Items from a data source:
- - - - - - -

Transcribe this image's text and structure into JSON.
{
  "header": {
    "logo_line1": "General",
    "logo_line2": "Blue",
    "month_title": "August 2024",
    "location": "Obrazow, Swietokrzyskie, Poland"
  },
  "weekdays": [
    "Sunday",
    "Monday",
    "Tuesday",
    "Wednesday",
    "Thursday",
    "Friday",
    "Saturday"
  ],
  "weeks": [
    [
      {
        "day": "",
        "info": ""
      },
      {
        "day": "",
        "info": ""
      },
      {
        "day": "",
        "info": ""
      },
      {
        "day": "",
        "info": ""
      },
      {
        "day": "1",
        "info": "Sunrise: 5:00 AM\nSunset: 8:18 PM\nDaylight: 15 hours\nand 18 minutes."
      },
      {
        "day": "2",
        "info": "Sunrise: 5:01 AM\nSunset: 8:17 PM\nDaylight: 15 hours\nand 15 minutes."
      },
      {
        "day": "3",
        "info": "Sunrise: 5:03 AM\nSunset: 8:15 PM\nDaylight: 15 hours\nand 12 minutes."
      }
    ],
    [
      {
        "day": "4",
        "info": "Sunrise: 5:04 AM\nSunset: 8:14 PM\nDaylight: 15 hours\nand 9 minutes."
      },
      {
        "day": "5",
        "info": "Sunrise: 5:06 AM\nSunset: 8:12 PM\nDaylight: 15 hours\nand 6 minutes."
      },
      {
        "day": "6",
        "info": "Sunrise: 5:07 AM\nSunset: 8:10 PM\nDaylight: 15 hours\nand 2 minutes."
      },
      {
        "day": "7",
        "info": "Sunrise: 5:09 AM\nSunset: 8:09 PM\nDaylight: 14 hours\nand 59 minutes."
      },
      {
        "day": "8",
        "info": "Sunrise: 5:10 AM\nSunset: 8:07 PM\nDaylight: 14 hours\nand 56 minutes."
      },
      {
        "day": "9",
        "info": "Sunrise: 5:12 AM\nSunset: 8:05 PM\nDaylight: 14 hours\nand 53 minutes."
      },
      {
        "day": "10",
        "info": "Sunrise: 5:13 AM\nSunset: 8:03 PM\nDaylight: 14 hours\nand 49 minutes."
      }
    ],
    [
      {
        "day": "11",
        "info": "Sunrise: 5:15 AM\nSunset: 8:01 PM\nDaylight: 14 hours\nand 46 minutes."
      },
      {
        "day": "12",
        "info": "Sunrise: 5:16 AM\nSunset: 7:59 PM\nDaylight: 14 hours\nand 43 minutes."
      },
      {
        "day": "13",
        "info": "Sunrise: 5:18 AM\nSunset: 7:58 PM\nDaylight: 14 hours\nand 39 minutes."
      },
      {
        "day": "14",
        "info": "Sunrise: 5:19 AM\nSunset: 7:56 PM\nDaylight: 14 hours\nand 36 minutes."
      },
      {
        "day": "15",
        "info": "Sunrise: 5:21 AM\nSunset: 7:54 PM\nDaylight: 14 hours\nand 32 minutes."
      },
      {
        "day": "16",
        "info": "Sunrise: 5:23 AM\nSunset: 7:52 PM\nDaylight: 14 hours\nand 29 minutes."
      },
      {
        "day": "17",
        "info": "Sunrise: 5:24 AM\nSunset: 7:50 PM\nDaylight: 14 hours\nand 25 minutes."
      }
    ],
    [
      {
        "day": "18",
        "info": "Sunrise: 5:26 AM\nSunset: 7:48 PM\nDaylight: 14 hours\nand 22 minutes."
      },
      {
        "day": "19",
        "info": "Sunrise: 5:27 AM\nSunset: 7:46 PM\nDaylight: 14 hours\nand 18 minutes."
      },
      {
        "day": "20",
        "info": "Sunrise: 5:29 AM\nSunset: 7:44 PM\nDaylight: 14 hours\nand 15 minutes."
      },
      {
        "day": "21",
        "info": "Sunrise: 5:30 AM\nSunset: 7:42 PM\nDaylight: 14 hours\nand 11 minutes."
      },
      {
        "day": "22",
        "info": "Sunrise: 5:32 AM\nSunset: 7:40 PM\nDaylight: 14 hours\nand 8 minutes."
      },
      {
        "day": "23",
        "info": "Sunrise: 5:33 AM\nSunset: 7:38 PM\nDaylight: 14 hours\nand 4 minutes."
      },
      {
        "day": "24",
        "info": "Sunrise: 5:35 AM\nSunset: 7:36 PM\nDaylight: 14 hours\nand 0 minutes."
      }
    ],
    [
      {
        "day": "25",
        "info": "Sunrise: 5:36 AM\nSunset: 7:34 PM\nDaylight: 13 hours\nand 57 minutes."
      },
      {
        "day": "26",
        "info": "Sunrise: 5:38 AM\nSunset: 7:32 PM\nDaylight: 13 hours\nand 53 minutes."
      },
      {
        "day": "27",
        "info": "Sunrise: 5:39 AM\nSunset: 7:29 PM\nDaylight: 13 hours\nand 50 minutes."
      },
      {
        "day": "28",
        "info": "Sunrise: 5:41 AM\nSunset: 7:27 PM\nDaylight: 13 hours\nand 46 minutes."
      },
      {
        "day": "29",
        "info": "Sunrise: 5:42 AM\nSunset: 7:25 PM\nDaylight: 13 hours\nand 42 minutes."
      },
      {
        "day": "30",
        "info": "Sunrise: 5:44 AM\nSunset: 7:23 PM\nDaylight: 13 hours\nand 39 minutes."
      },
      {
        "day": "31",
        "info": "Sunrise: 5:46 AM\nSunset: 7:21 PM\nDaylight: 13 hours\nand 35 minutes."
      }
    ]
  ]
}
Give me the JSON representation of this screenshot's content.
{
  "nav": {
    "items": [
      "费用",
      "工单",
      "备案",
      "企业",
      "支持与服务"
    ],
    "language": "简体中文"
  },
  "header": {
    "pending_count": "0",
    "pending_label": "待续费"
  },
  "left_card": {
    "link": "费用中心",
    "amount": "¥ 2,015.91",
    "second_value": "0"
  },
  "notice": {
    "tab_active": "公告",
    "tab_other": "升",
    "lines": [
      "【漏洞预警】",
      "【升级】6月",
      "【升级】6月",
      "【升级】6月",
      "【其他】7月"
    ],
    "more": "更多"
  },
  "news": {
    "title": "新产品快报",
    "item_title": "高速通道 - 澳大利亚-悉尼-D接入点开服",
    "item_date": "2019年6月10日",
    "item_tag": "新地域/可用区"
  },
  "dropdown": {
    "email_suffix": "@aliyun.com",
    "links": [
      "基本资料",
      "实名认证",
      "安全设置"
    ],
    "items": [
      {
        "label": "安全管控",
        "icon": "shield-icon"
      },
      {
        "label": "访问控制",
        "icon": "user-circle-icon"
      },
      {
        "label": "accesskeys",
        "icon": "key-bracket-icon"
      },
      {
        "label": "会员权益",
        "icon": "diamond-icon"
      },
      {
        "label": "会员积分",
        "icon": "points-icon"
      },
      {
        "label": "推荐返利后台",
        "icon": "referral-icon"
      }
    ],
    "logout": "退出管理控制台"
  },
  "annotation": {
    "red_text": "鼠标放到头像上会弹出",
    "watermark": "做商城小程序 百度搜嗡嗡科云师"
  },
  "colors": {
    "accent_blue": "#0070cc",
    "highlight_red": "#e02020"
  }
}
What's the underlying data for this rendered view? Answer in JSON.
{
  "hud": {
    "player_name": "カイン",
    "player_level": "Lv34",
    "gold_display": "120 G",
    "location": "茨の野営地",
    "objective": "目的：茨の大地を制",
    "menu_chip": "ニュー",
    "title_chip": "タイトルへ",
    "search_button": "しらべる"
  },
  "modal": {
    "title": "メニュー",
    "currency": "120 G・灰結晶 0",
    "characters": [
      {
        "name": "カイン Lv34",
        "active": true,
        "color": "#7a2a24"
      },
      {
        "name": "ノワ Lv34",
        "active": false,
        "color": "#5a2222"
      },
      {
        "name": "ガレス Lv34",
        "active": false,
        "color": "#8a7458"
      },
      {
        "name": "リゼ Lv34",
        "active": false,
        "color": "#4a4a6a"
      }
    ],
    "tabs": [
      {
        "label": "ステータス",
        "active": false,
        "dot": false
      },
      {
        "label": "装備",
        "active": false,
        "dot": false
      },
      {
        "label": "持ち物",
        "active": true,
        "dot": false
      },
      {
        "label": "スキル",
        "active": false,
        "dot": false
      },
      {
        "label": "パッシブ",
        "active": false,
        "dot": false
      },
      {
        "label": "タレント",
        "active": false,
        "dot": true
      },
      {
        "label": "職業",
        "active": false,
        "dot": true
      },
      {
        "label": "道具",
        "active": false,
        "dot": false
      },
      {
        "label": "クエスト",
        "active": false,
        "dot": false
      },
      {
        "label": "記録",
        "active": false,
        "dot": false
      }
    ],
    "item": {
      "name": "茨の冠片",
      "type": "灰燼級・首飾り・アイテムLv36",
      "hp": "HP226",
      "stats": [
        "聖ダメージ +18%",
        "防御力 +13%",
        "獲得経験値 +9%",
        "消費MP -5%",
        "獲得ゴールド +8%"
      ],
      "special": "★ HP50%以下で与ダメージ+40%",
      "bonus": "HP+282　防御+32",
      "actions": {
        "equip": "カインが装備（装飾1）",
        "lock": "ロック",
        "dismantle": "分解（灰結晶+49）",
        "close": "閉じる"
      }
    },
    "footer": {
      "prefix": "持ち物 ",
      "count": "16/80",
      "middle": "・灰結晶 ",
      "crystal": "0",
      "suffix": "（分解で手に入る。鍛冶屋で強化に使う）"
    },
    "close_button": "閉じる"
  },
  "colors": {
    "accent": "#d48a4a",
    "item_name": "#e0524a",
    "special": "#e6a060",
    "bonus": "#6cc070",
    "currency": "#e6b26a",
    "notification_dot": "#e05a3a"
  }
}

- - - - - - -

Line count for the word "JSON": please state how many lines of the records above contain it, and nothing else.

◆ Solution for this problem
3